The Supreme Court had the opportunity in Bond v. United States to tackle constitutional questions about the scope of the Treaty Power and the Necessary & Proper Clause, but the six-justice majority declined that invitation. So, in the end, Bond is a statutory interpretation case.
Latest in Extraterritoriality
Judge Rosemary Collyer of the U.S. District Court for the District of Columbia has thrown out the Bivens suit by the families of Anwar Al-Aulaqi and his son, and Samir Khan, all of whom were U.S. citizens killed in drone drikes in Yemen. Here's the 41-page opinion. It opens:
Continuing our dialogue about whether the ICCPR places limits on electronic surveillance by a state outside of its own territory, Ryan Goodman has posted a lengthy response to my response to his post about my PCLOB testimony last month. His arguments deserve a longer response (and I hope some other Lawfare contributors may also respond), but I will have to limit myself to two points:
Intelligence Squared US Debate: "The President Has Constitutional Power To Target And Kill U.S. Citizens Abroad"
For the Motion:
Alan Dershowitz, Professor of Law, Harvard Law School
Michael Lewis, Professor of Law, Ohio Northern University School of Law
Against the Motion:
Noah Feldman, Professor of Law, Harvard Law School

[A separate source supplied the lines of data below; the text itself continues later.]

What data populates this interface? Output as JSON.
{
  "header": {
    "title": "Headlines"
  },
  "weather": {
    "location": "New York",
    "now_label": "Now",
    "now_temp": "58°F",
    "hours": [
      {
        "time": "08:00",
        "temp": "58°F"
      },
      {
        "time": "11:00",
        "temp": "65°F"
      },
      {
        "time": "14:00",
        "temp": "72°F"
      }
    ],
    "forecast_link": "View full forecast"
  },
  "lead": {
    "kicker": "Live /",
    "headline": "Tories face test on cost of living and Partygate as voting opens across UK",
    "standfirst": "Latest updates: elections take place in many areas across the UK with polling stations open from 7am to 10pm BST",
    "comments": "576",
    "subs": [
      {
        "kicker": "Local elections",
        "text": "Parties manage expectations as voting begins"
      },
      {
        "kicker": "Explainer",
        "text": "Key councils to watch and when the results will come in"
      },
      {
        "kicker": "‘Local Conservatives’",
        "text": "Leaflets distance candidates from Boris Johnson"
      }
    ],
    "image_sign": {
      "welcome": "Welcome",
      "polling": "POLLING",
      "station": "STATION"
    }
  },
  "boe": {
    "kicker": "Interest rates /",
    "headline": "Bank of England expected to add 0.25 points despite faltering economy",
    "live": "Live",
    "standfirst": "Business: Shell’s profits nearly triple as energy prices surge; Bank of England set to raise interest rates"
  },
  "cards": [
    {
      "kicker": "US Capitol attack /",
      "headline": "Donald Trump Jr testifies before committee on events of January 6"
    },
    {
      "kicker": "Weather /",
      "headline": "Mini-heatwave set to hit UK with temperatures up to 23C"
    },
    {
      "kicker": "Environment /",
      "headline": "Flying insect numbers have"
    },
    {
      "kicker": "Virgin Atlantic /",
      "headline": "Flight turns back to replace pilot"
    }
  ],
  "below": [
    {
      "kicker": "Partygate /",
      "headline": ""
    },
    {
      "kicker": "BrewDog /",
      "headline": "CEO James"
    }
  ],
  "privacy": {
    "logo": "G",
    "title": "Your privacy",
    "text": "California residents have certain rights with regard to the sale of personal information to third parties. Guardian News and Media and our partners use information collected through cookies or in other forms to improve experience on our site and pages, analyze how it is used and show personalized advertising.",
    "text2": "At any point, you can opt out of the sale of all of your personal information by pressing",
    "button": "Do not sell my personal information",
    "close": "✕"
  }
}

Hina Shamsi, Director of the ACLU National Security Project
I want to take issue with Peter Margulies’s laudatory remarks this weekend about the Harold Koh memos on extraterritorial application of the ICCPR and the CAT---you know, those memos that mysteriously showed up in the New York Times just as the United States was preparing to present its views on the ICCPR to the UN panel that oversees the treaty.
As Jack has frequently observed, legitimacy and effectiveness often go hand-in-hand. The two comprehensive State Department memoranda by former Legal Adviser (and Yale Law School dean) Harold Koh released Friday on extraterritoriality under the ICCPR and Convention Against Torture

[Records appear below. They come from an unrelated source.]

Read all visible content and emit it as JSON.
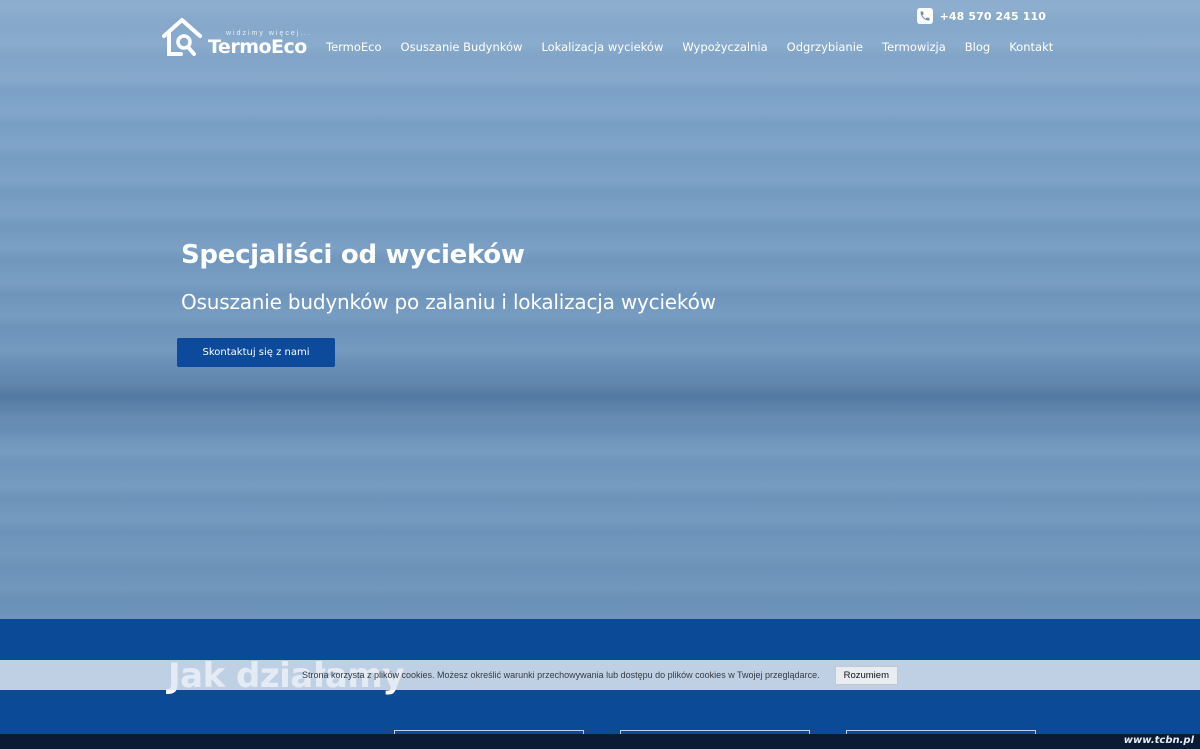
{
  "header": {
    "phone": "+48 570 245 110",
    "logo": {
      "tagline": "widzimy  więcej...",
      "name": "TermoEco"
    },
    "nav": [
      {
        "label": "TermoEco"
      },
      {
        "label": "Osuszanie Budynków"
      },
      {
        "label": "Lokalizacja wycieków"
      },
      {
        "label": "Wypożyczalnia"
      },
      {
        "label": "Odgrzybianie"
      },
      {
        "label": "Termowizja"
      },
      {
        "label": "Blog"
      },
      {
        "label": "Kontakt"
      }
    ]
  },
  "hero": {
    "title": "Specjaliści od wycieków",
    "subtitle": "Osuszanie budynków po zalaniu i lokalizacja wycieków",
    "cta_label": "Skontaktuj się z nami"
  },
  "section_how": {
    "title": "Jak działamy"
  },
  "cookie_bar": {
    "text": "Strona korzysta z plików cookies. Możesz określić warunki przechowywania lub dostępu do plików cookies w Twojej przeglądarce.",
    "button_label": "Rozumiem"
  },
  "watermark": "www.tcbn.pl",
  "colors": {
    "primary_blue": "#0d4a9c",
    "section_blue": "#0b4a96",
    "hero_sky": "#7ea3c7"
  }
}
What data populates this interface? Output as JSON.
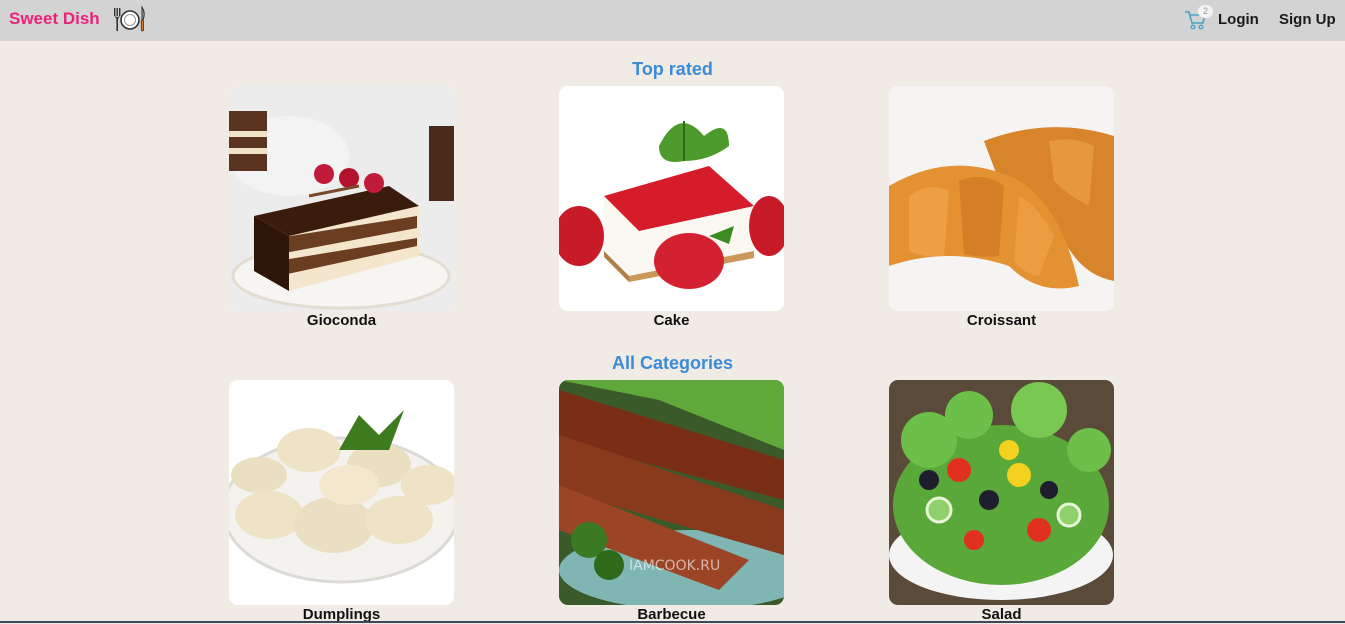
{
  "header": {
    "brand": "Sweet Dish",
    "brand_icon": "plate-cutlery-icon",
    "cart_icon": "shopping-cart-icon",
    "cart_count": "2",
    "login": "Login",
    "signup": "Sign Up"
  },
  "top_rated": {
    "title": "Top rated",
    "items": [
      {
        "label": "Gioconda",
        "image": "chocolate-layer-cake-image"
      },
      {
        "label": "Cake",
        "image": "strawberry-cheesecake-image"
      },
      {
        "label": "Croissant",
        "image": "croissants-image"
      }
    ]
  },
  "categories": {
    "title": "All Categories",
    "items": [
      {
        "label": "Dumplings",
        "image": "dumplings-image"
      },
      {
        "label": "Barbecue",
        "image": "barbecue-skewers-image",
        "watermark": "IAMCOOK.RU"
      },
      {
        "label": "Salad",
        "image": "greek-salad-image"
      }
    ]
  },
  "colors": {
    "brand": "#e8237a",
    "section_title": "#3b8bd9",
    "header_bg": "#d3d3d3",
    "page_bg": "#f1ebe6"
  }
}
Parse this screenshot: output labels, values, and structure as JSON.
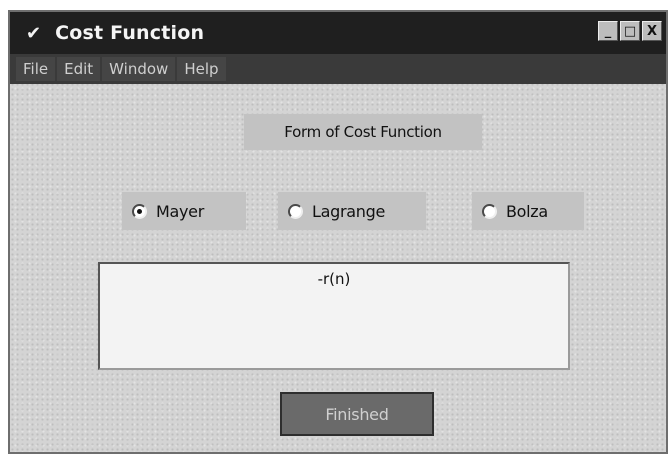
{
  "window": {
    "title": "Cost Function",
    "title_icon": "checkmark-icon",
    "controls": {
      "minimize_glyph": "_",
      "maximize_glyph": "□",
      "close_glyph": "X"
    }
  },
  "menubar": {
    "items": [
      "File",
      "Edit",
      "Window",
      "Help"
    ]
  },
  "main": {
    "form_label": "Form of Cost Function",
    "radio_options": [
      {
        "label": "Mayer",
        "selected": true
      },
      {
        "label": "Lagrange",
        "selected": false
      },
      {
        "label": "Bolza",
        "selected": false
      }
    ],
    "expression": "-r(n)",
    "finished_label": "Finished"
  }
}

Well worth a read: Charlie Savage's story, for the New York Times, regarding Obama Administration debate over whether the International Covenant on Civil and Political Rights, and the Convention Against Torture, impose legal obligations on the United States in places beyond its borders.
In Parts I and II of this series, I focused on the Review Group recommendations from Chapter III of the group's report. Starting in this post, I turn to the recommendations of Chapter IV, which deal with collection under Section 702 and other authorities directed at non-US persons. This is, to my mind, one of the weakest sections of the report.
As Raffaela previously noted, the case of Abdullah v. Obama is an exercise in "heel dragging and losing arguments." A brief refresher on the case: the legal saga started when Guantanamo detainee Hani Saleh Rashid Abdullah filed a habeas petition. The petition went unanswered. Accordingly, Abdullah switched tactics and instead moved for a preliminary injunction against his indefinite detention. This request also went unanswered.
The following guest post is from Professor Jeffrey Kahn of SMU Law. Jeff is the author of Mrs. Shipley's Ghost: The Right to Travel and Terrorist Watchlists, a terrific book recently published by University of Michigan Press.